TRY IT » Among the lines of the records, please find those that contain the word "data" and copy them.

EXERCISE MATERIAL »
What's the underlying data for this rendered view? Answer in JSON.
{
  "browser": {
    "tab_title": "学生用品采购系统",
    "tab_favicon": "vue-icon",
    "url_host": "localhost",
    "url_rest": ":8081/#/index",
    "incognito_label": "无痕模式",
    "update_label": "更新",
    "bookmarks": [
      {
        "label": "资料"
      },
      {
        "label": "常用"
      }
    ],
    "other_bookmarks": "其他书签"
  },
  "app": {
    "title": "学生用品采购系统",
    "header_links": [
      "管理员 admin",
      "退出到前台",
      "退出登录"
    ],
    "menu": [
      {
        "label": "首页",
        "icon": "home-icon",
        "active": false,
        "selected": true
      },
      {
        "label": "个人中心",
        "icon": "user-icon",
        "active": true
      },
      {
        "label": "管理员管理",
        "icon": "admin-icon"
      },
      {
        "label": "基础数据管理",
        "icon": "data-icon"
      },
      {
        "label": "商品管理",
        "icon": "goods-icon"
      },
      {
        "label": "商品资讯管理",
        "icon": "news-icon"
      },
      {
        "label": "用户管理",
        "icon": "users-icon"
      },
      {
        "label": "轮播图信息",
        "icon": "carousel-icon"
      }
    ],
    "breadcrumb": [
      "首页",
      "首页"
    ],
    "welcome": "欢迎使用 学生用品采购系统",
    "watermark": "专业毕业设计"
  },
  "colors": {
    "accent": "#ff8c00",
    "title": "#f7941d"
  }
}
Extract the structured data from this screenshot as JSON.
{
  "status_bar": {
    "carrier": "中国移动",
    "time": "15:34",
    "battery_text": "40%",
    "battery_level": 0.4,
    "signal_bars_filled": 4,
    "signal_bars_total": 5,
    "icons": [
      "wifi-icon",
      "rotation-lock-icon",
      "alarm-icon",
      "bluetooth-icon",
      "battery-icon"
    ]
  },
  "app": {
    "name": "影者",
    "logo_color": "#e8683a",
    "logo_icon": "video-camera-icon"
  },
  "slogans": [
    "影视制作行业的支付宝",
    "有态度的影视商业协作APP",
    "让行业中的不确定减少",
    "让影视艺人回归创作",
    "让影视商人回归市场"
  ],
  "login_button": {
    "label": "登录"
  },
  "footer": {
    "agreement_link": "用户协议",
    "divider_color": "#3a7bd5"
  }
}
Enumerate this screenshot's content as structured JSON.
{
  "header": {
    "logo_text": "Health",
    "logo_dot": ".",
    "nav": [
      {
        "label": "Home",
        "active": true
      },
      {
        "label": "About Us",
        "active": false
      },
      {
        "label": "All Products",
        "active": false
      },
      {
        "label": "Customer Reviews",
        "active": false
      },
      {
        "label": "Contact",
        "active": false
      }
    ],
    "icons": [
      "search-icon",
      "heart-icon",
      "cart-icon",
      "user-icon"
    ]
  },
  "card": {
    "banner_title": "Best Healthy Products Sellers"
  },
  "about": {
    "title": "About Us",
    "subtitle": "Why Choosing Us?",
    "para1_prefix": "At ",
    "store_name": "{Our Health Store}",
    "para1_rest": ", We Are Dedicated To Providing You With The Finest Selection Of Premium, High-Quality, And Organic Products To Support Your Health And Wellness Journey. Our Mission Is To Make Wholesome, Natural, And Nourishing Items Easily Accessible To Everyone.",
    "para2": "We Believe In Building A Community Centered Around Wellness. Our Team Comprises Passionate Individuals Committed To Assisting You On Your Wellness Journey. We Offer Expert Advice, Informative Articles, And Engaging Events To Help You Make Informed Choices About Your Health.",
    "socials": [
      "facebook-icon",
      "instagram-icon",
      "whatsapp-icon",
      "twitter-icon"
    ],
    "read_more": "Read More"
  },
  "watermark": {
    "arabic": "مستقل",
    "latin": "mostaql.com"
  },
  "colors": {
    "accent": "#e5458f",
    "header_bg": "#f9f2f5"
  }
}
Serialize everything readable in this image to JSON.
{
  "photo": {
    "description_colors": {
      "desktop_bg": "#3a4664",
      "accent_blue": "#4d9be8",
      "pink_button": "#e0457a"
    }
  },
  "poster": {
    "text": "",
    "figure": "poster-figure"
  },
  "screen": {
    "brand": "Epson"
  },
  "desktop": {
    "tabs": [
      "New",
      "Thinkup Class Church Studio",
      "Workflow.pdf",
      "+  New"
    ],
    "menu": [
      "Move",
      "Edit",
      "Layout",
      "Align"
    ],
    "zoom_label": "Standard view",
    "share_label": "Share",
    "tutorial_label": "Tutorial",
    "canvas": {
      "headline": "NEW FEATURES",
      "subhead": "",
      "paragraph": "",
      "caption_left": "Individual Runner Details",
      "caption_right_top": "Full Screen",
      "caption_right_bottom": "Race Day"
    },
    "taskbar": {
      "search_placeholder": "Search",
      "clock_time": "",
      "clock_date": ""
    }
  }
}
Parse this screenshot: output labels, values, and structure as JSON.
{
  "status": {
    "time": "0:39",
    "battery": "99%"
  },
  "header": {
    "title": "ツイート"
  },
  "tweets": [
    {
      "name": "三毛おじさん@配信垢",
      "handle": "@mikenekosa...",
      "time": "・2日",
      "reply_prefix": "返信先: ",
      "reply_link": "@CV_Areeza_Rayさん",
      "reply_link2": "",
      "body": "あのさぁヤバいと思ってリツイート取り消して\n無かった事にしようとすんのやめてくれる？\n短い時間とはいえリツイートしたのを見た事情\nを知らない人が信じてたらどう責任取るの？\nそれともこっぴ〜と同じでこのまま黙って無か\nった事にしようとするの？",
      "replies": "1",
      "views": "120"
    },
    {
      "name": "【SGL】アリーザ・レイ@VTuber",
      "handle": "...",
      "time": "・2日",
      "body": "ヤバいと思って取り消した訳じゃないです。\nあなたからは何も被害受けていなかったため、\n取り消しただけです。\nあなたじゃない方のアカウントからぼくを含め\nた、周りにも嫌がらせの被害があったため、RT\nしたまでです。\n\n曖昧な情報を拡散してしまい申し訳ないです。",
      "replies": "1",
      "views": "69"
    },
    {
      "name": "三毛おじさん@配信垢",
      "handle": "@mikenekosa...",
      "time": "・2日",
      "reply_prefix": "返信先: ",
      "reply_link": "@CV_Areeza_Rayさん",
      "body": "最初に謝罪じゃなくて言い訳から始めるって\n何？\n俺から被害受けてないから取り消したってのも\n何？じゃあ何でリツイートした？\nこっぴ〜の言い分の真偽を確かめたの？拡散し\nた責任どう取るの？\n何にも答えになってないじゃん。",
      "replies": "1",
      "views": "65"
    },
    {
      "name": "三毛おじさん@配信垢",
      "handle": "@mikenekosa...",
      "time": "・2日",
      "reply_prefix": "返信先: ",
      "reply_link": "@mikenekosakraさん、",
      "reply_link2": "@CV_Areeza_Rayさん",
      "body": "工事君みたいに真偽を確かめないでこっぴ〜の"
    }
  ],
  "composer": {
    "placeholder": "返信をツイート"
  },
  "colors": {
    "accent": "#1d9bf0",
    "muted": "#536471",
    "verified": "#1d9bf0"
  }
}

YOUR SOLUTION »
What's the underlying data for this rendered view? Answer in JSON.
        "icon": "data-icon"
Extract the structured data from this screenshot as JSON.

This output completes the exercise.